Gardening Articles: Care :: Soil, Water, & Fertilizer
Preparing Soil for Greens
by National Gardening Association Editors
When it's early in the season and nearly time to plant a host of greens, put in a little time with your garden soil to prevent weed problems.
Working the Soil
Work the soil once or twice in the week or so before planting time. This puts the soil in good tilth, with no clods or soil chunks, and kills early-growing weeds. Weed seeds are quite small and must be near the surface where there's moisture and warmth before they can sprout to life. When they do sprout, you have to look hard to see them. Working the soil, even raking it, will get rid of the tiny weed seedlings before they shoot up.
By periodically going over the soil before planting, you destroy most of the weeds that could be a problem later on. Work the soil one last time a few minutes before planting. This eliminates most weed seeds that have germinated since your last outing and will give your greens an even chance against the few remaining ones.
Greens Love Rich Soil
The healthiest and best-tasting greens are those that grow quickly. The important contributors to rapid growth are a steady moisture supply and fertile soil rich with decomposed organic matter or humus. Make it a point to regularly work plenty of organic matter into the top six to eight inches of soil. Use leaves, compost, grass clippings, garden residues or easy-to-grow cover crops, such as buckwheat, cowpeas or annual ryegrass.
Organic matter in the soil helps it to act like a sponge, retaining moisture. Without organic matter, the soil may drain too quickly, and shallow-rooted crops, like lettuce, will dry out and stop growing. When growth is interrupted like that, food quality goes way down.

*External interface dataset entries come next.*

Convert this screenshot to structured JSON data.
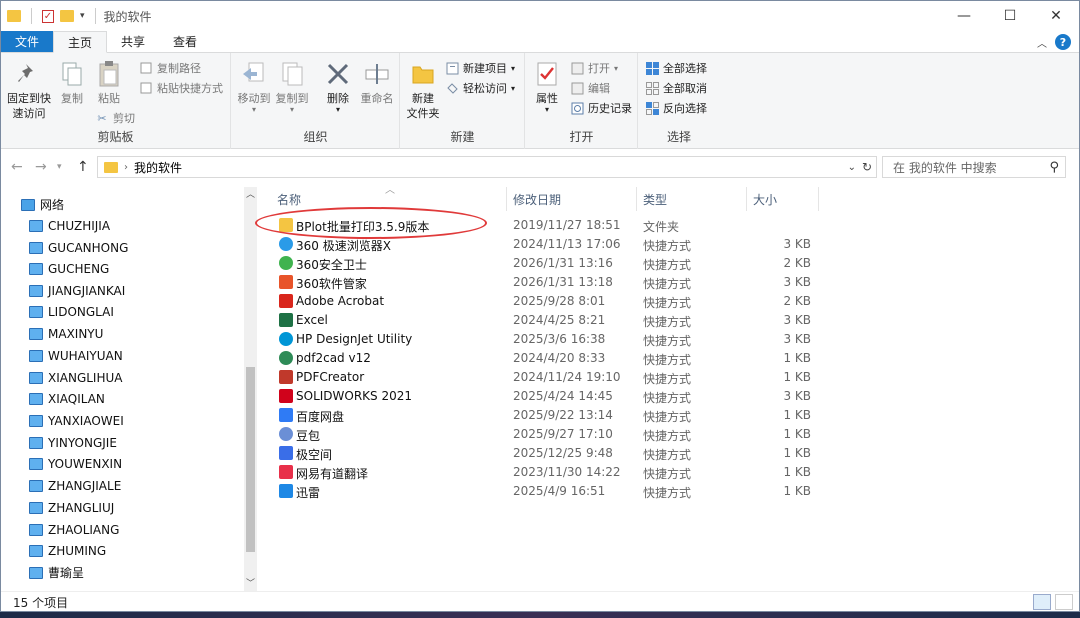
{
  "window": {
    "title": "我的软件"
  },
  "tabs": {
    "file": "文件",
    "home": "主页",
    "share": "共享",
    "view": "查看"
  },
  "ribbon": {
    "clipboard": {
      "label": "剪贴板",
      "pin": "固定到快\n速访问",
      "copy": "复制",
      "paste": "粘贴",
      "copy_path": "复制路径",
      "paste_shortcut": "粘贴快捷方式",
      "cut": "剪切"
    },
    "organize": {
      "label": "组织",
      "move_to": "移动到",
      "copy_to": "复制到",
      "delete": "删除",
      "rename": "重命名"
    },
    "new": {
      "label": "新建",
      "new_folder": "新建\n文件夹",
      "new_item": "新建项目",
      "easy_access": "轻松访问"
    },
    "open": {
      "label": "打开",
      "properties": "属性",
      "open": "打开",
      "edit": "编辑",
      "history": "历史记录"
    },
    "select": {
      "label": "选择",
      "select_all": "全部选择",
      "select_none": "全部取消",
      "invert": "反向选择"
    }
  },
  "address": {
    "path": "我的软件",
    "search_placeholder": "在 我的软件 中搜索"
  },
  "nav": {
    "root": "网络",
    "items": [
      "CHUZHIJIA",
      "GUCANHONG",
      "GUCHENG",
      "JIANGJIANKAI",
      "LIDONGLAI",
      "MAXINYU",
      "WUHAIYUAN",
      "XIANGLIHUA",
      "XIAQILAN",
      "YANXIAOWEI",
      "YINYONGJIE",
      "YOUWENXIN",
      "ZHANGJIALE",
      "ZHANGLIUJ",
      "ZHAOLIANG",
      "ZHUMING",
      "曹瑜呈"
    ]
  },
  "columns": {
    "name": "名称",
    "date": "修改日期",
    "type": "类型",
    "size": "大小"
  },
  "files": [
    {
      "name": "BPlot批量打印3.5.9版本",
      "date": "2019/11/27 18:51",
      "type": "文件夹",
      "size": "",
      "icon_color": "#f4c542"
    },
    {
      "name": "360 极速浏览器X",
      "date": "2024/11/13 17:06",
      "type": "快捷方式",
      "size": "3 KB",
      "icon_color": "#2a9be8"
    },
    {
      "name": "360安全卫士",
      "date": "2026/1/31 13:16",
      "type": "快捷方式",
      "size": "2 KB",
      "icon_color": "#3fb34f"
    },
    {
      "name": "360软件管家",
      "date": "2026/1/31 13:18",
      "type": "快捷方式",
      "size": "3 KB",
      "icon_color": "#e8542a"
    },
    {
      "name": "Adobe Acrobat",
      "date": "2025/9/28 8:01",
      "type": "快捷方式",
      "size": "2 KB",
      "icon_color": "#d9261c"
    },
    {
      "name": "Excel",
      "date": "2024/4/25 8:21",
      "type": "快捷方式",
      "size": "3 KB",
      "icon_color": "#1e7145"
    },
    {
      "name": "HP DesignJet Utility",
      "date": "2025/3/6 16:38",
      "type": "快捷方式",
      "size": "3 KB",
      "icon_color": "#0096d6"
    },
    {
      "name": "pdf2cad v12",
      "date": "2024/4/20 8:33",
      "type": "快捷方式",
      "size": "1 KB",
      "icon_color": "#2e8b57"
    },
    {
      "name": "PDFCreator",
      "date": "2024/11/24 19:10",
      "type": "快捷方式",
      "size": "1 KB",
      "icon_color": "#c0392b"
    },
    {
      "name": "SOLIDWORKS 2021",
      "date": "2025/4/24 14:45",
      "type": "快捷方式",
      "size": "3 KB",
      "icon_color": "#d0021b"
    },
    {
      "name": "百度网盘",
      "date": "2025/9/22 13:14",
      "type": "快捷方式",
      "size": "1 KB",
      "icon_color": "#2f7bf5"
    },
    {
      "name": "豆包",
      "date": "2025/9/27 17:10",
      "type": "快捷方式",
      "size": "1 KB",
      "icon_color": "#6b8fd6"
    },
    {
      "name": "极空间",
      "date": "2025/12/25 9:48",
      "type": "快捷方式",
      "size": "1 KB",
      "icon_color": "#3a6ee8"
    },
    {
      "name": "网易有道翻译",
      "date": "2023/11/30 14:22",
      "type": "快捷方式",
      "size": "1 KB",
      "icon_color": "#e8304a"
    },
    {
      "name": "迅雷",
      "date": "2025/4/9 16:51",
      "type": "快捷方式",
      "size": "1 KB",
      "icon_color": "#1e88e5"
    }
  ],
  "status": {
    "count": "15 个项目"
  }
}
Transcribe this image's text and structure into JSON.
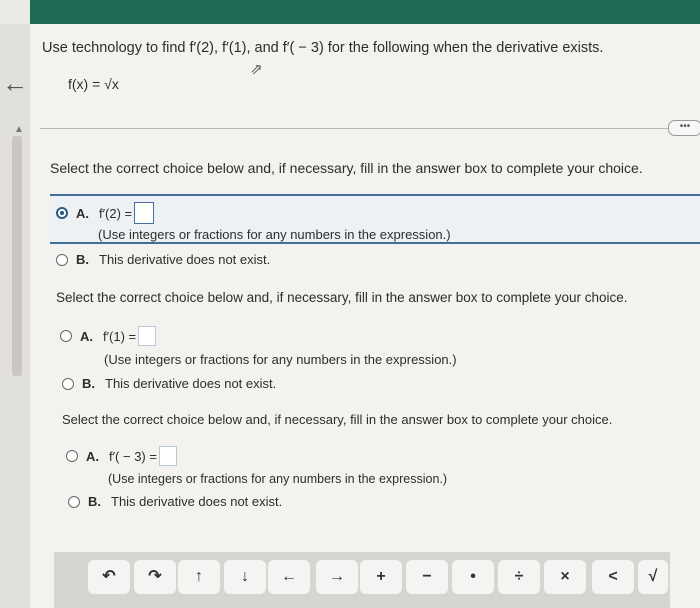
{
  "question": "Use technology to find f′(2), f′(1), and f′( − 3) for the following when the derivative exists.",
  "function": "f(x) = √x",
  "sections": [
    {
      "instruction": "Select the correct choice below and, if necessary, fill in the answer box to complete your choice.",
      "option_a_label": "A.",
      "option_a_expr": "f′(2) =",
      "option_a_hint": "(Use integers or fractions for any numbers in the expression.)",
      "option_b_label": "B.",
      "option_b_text": "This derivative does not exist.",
      "selected": "A"
    },
    {
      "instruction": "Select the correct choice below and, if necessary, fill in the answer box to complete your choice.",
      "option_a_label": "A.",
      "option_a_expr": "f′(1) =",
      "option_a_hint": "(Use integers or fractions for any numbers in the expression.)",
      "option_b_label": "B.",
      "option_b_text": "This derivative does not exist."
    },
    {
      "instruction": "Select the correct choice below and, if necessary, fill in the answer box to complete your choice.",
      "option_a_label": "A.",
      "option_a_expr": "f′( − 3) =",
      "option_a_hint": "(Use integers or fractions for any numbers in the expression.)",
      "option_b_label": "B.",
      "option_b_text": "This derivative does not exist."
    }
  ],
  "more_button": "•••",
  "toolbar_keys": [
    "↶",
    "↷",
    "↑",
    "↓",
    "←",
    "→",
    "+",
    "−",
    "•",
    "÷",
    "×",
    "<",
    "√"
  ],
  "colors": {
    "header": "#1f6a55",
    "selection_border": "#3e6f9a",
    "radio_selected": "#2c5b84"
  }
}
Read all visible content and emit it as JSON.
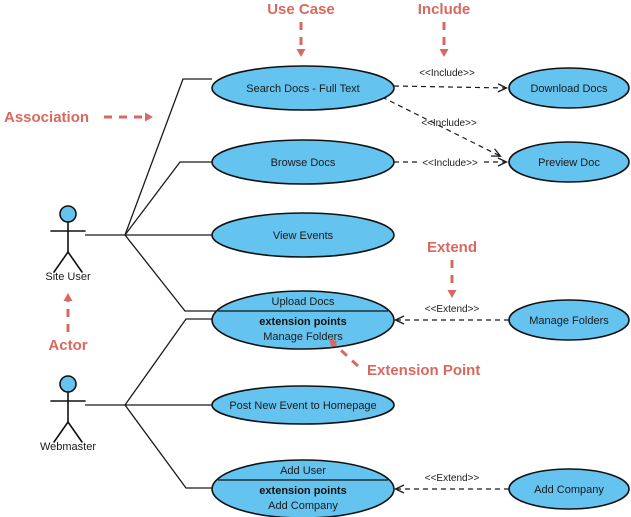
{
  "diagram": {
    "kind": "uml-use-case-diagram",
    "colors": {
      "use_case_fill": "#64c3ef",
      "use_case_stroke": "#111111",
      "annotation": "#d9695f",
      "line": "#1a1a1a",
      "background": "#ffffff"
    }
  },
  "actors": [
    {
      "id": "site-user",
      "label": "Site User"
    },
    {
      "id": "webmaster",
      "label": "Webmaster"
    }
  ],
  "use_cases": [
    {
      "id": "search-docs",
      "label": "Search Docs - Full Text"
    },
    {
      "id": "browse-docs",
      "label": "Browse Docs"
    },
    {
      "id": "view-events",
      "label": "View Events"
    },
    {
      "id": "upload-docs",
      "label": "Upload Docs",
      "extension_points_header": "extension points",
      "extension_points": "Manage Folders"
    },
    {
      "id": "post-new-event",
      "label": "Post New Event to Homepage"
    },
    {
      "id": "add-user",
      "label": "Add User",
      "extension_points_header": "extension points",
      "extension_points": "Add Company"
    },
    {
      "id": "download-docs",
      "label": "Download Docs"
    },
    {
      "id": "preview-doc",
      "label": "Preview Doc"
    },
    {
      "id": "manage-folders",
      "label": "Manage Folders"
    },
    {
      "id": "add-company",
      "label": "Add Company"
    }
  ],
  "relationships": [
    {
      "id": "include-search-download",
      "stereotype": "<<Include>>",
      "from": "search-docs",
      "to": "download-docs"
    },
    {
      "id": "include-search-preview",
      "stereotype": "<<Include>>",
      "from": "search-docs",
      "to": "preview-doc"
    },
    {
      "id": "include-browse-preview",
      "stereotype": "<<Include>>",
      "from": "browse-docs",
      "to": "preview-doc"
    },
    {
      "id": "extend-managefolders-upload",
      "stereotype": "<<Extend>>",
      "from": "manage-folders",
      "to": "upload-docs"
    },
    {
      "id": "extend-addcompany-adduser",
      "stereotype": "<<Extend>>",
      "from": "add-company",
      "to": "add-user"
    }
  ],
  "annotations": [
    {
      "id": "use-case",
      "label": "Use Case"
    },
    {
      "id": "include",
      "label": "Include"
    },
    {
      "id": "association",
      "label": "Association"
    },
    {
      "id": "actor",
      "label": "Actor"
    },
    {
      "id": "extend",
      "label": "Extend"
    },
    {
      "id": "extension-point",
      "label": "Extension Point"
    }
  ]
}
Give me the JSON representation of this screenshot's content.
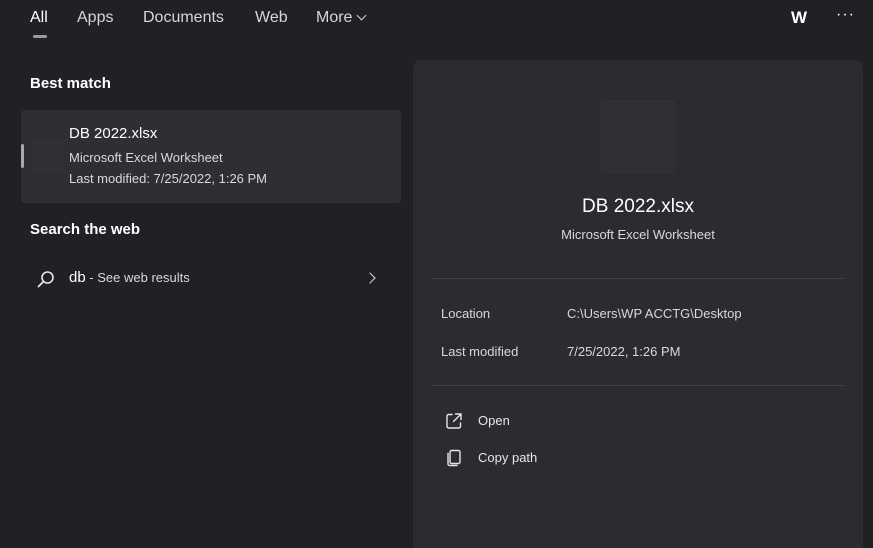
{
  "tabs": {
    "all": "All",
    "apps": "Apps",
    "documents": "Documents",
    "web": "Web",
    "more": "More"
  },
  "header": {
    "avatar_initial": "W",
    "more_options": "···"
  },
  "best_match": {
    "title": "Best match",
    "file_name": "DB 2022.xlsx",
    "file_type": "Microsoft Excel Worksheet",
    "last_modified": "Last modified: 7/25/2022, 1:26 PM"
  },
  "search_web": {
    "title": "Search the web",
    "query": "db",
    "hint": " - See web results"
  },
  "preview": {
    "file_name": "DB 2022.xlsx",
    "file_type": "Microsoft Excel Worksheet",
    "location_label": "Location",
    "location_value": "C:\\Users\\WP ACCTG\\Desktop",
    "modified_label": "Last modified",
    "modified_value": "7/25/2022, 1:26 PM",
    "actions": {
      "open": "Open",
      "copy_path": "Copy path"
    }
  },
  "colors": {
    "background": "#202124",
    "panel": "#2b2c30",
    "card_highlight": "#2e2f33",
    "text": "#ffffff",
    "subtext": "#d9d9d9"
  },
  "icons": [
    "search-icon",
    "chevron-right-icon",
    "chevron-down-icon",
    "open-external-icon",
    "copy-icon",
    "more-dots-icon"
  ]
}
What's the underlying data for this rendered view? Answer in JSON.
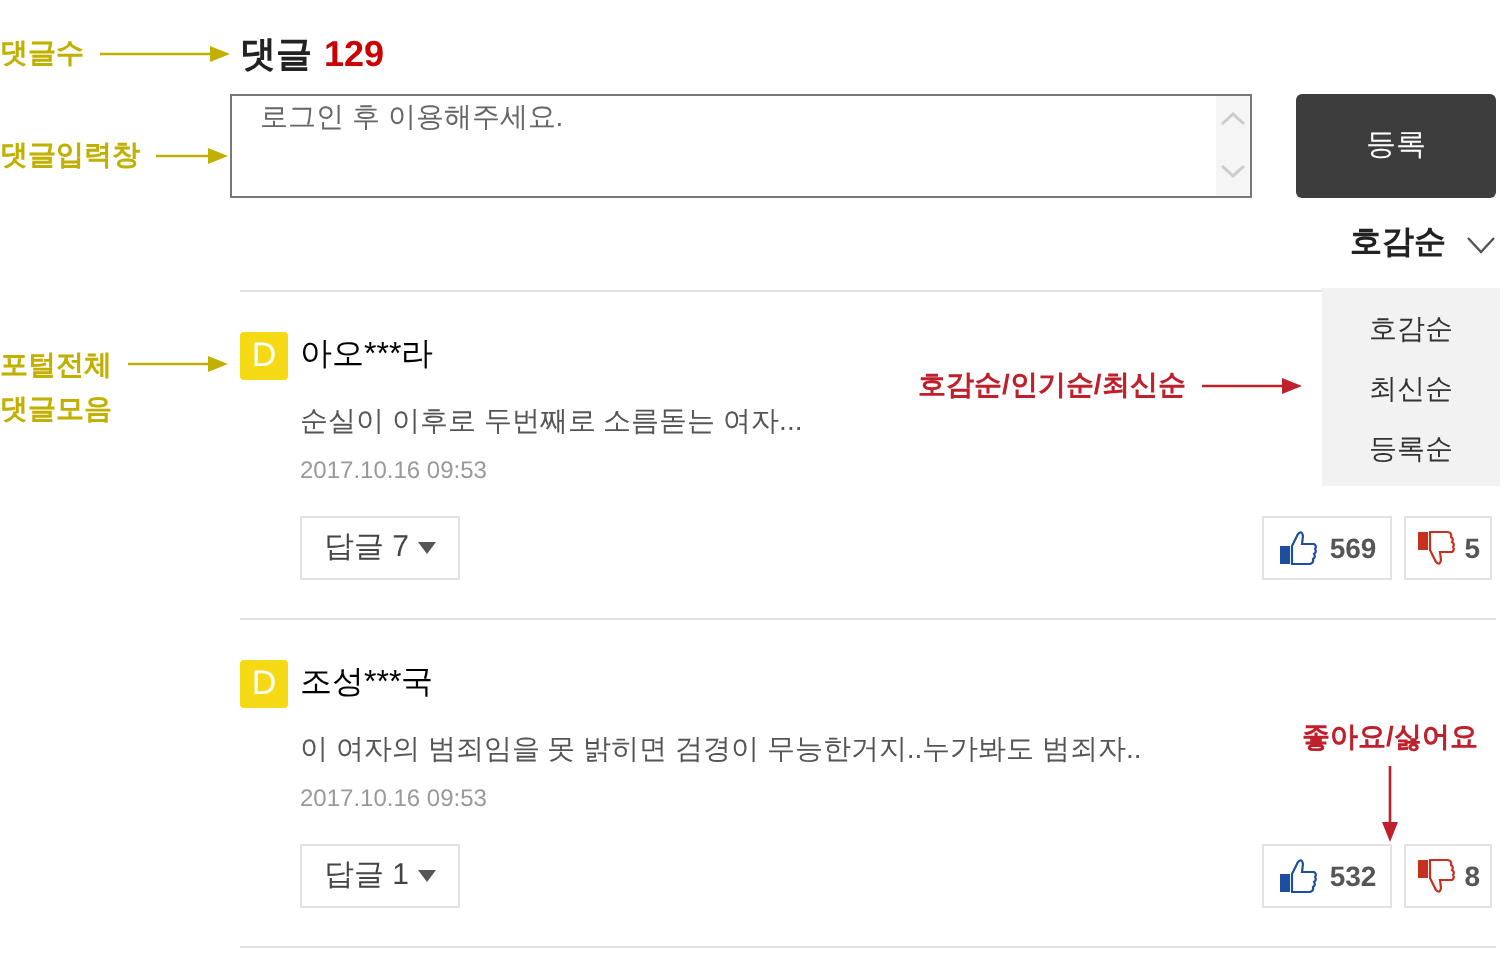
{
  "comment_count": {
    "label": "댓글",
    "count": "129"
  },
  "comment_input": {
    "placeholder": "로그인 후 이용해주세요."
  },
  "submit_button": "등록",
  "sort": {
    "current": "호감순",
    "expanded": true,
    "options": [
      "호감순",
      "최신순",
      "등록순"
    ]
  },
  "comments": [
    {
      "avatar": "D",
      "author": "아오***라",
      "text": "순실이 이후로 두번째로 소름돋는 여자...",
      "date": "2017.10.16 09:53",
      "replies": "답글 7",
      "likes": "569",
      "dislikes": "5"
    },
    {
      "avatar": "D",
      "author": "조성***국",
      "text": "이 여자의 범죄임을 못 밝히면 검경이 무능한거지..누가봐도 범죄자..",
      "date": "2017.10.16 09:53",
      "replies": "답글 1",
      "likes": "532",
      "dislikes": "8"
    }
  ],
  "annotations": {
    "comment_count": "댓글수",
    "comment_input": "댓글입력창",
    "portal_comments": [
      "포털전체",
      "댓글모음"
    ],
    "sort_options": "호감순/인기순/최신순",
    "reactions": "좋아요/싫어요"
  }
}
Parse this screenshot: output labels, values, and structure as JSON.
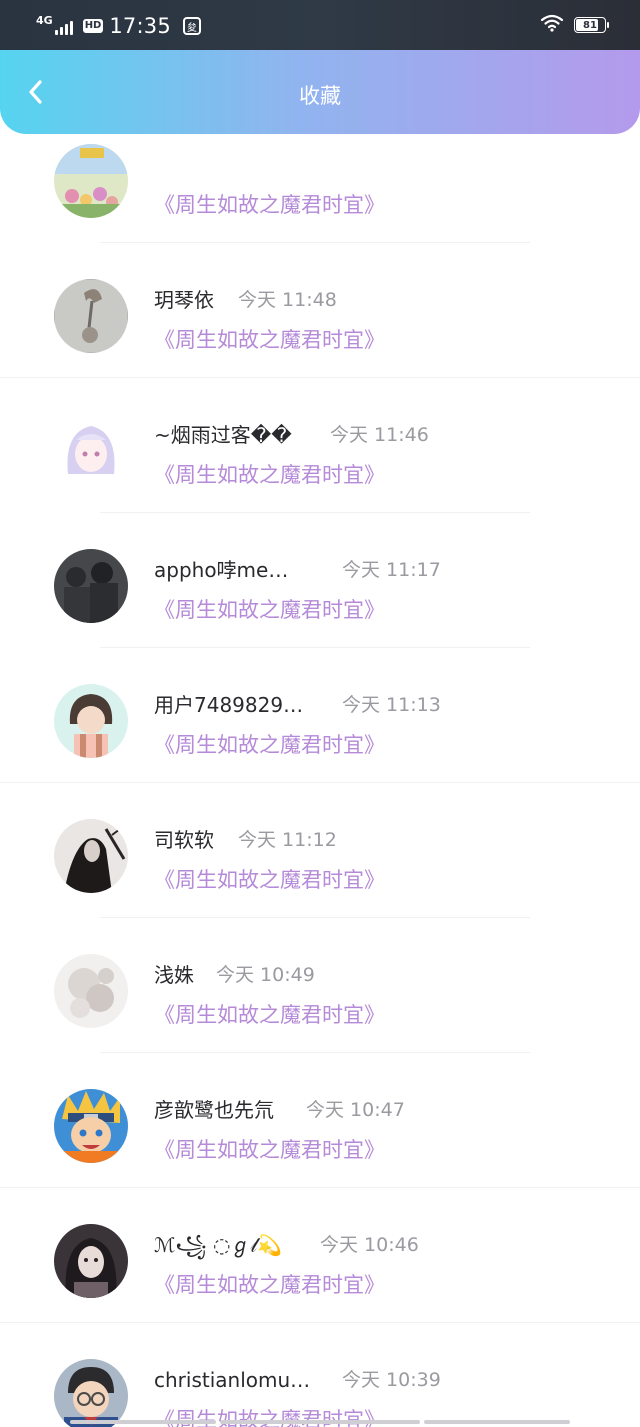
{
  "status_bar": {
    "network": "4G",
    "hd": "HD",
    "time": "17:35",
    "app_badge": "夋",
    "battery": "81"
  },
  "header": {
    "title": "收藏",
    "back_icon": "chevron-left-icon"
  },
  "items": [
    {
      "username": "",
      "time": "",
      "novel": "《周生如故之魔君时宜》",
      "avatar": "avatar-flowers"
    },
    {
      "username": "玥琴依",
      "time": "今天 11:48",
      "novel": "《周生如故之魔君时宜》",
      "avatar": "avatar-grey-sketch"
    },
    {
      "username": "~烟雨过客��",
      "time": "今天 11:46",
      "novel": "《周生如故之魔君时宜》",
      "avatar": "avatar-anime-girl-white"
    },
    {
      "username": "appho哱me…",
      "time": "今天 11:17",
      "novel": "《周生如故之魔君时宜》",
      "avatar": "avatar-soldiers"
    },
    {
      "username": "用户7489829…",
      "time": "今天 11:13",
      "novel": "《周生如故之魔君时宜》",
      "avatar": "avatar-cartoon-girl"
    },
    {
      "username": "司软软",
      "time": "今天 11:12",
      "novel": "《周生如故之魔君时宜》",
      "avatar": "avatar-dark-figure"
    },
    {
      "username": "浅姝",
      "time": "今天 10:49",
      "novel": "《周生如故之魔君时宜》",
      "avatar": "avatar-pale-flowers"
    },
    {
      "username": "彦歆鹭也先氘",
      "time": "今天 10:47",
      "novel": "《周生如故之魔君时宜》",
      "avatar": "avatar-naruto"
    },
    {
      "username": "ℳ꧁ ◌ℊ𝓁💫",
      "time": "今天 10:46",
      "novel": "《周生如故之魔君时宜》",
      "avatar": "avatar-goth-girl"
    },
    {
      "username": "christianlomu…",
      "time": "今天 10:39",
      "novel": "《周生如故之魔君时宜》",
      "avatar": "avatar-conan"
    }
  ],
  "colors": {
    "status_bar_bg": "#2d3540",
    "header_gradient_start": "#56d4ef",
    "header_gradient_end": "#b49aec",
    "novel_title": "#b58ad8",
    "timestamp": "#9a9aa0",
    "username": "#2a2a2e"
  }
}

When you spade or till all this organic matter into the soil, you're feeding the teeming soil life - those millions of microorganisms that break down the organic matter into nutrient-rich humus. Feed them, and they'll feed you in return.
The microorganisms in the soil and the plants' roots have to breathe, too, and organic matter gives the soil a porous quality so that oxygen can reach the roots. If you have heavy soil that doesn't drain well and crusts over after a rain, the particles of organic matter will wedge themselves between the tightly packed soil particles, so that air and water can circulate better.
Lettuce, spinach, chard, beet and turnip greens, and most of the other greens, prefer slightly acid soil with a pH of 6.0 to 6.5. The term pH refers to the measure of soil acidity or alkalinity. The pH scale of measurement runs from 1 (very acid) to 14 (very alkaline), with 7 as neutral. (In nature you generally find the range between 4.0 to 8.3.) If your soil pH is too high or too low, your crops may disappoint you. Spinach, for example, will be stunted and less tender when the soil pH is down below 6.0.
To test your soil pH, you can buy an inexpensive testing kit at a garden center or send a soil sample to a commercial lab or to your local Cooperative Extension Service, if they do soil tests. The results may indicate you need to add ground limestone to raise your pH, or you may have to mix sulfur into the soil to lower your pH.
The soil test report will indicate what and how much to add to your soil to bring it into the correct range.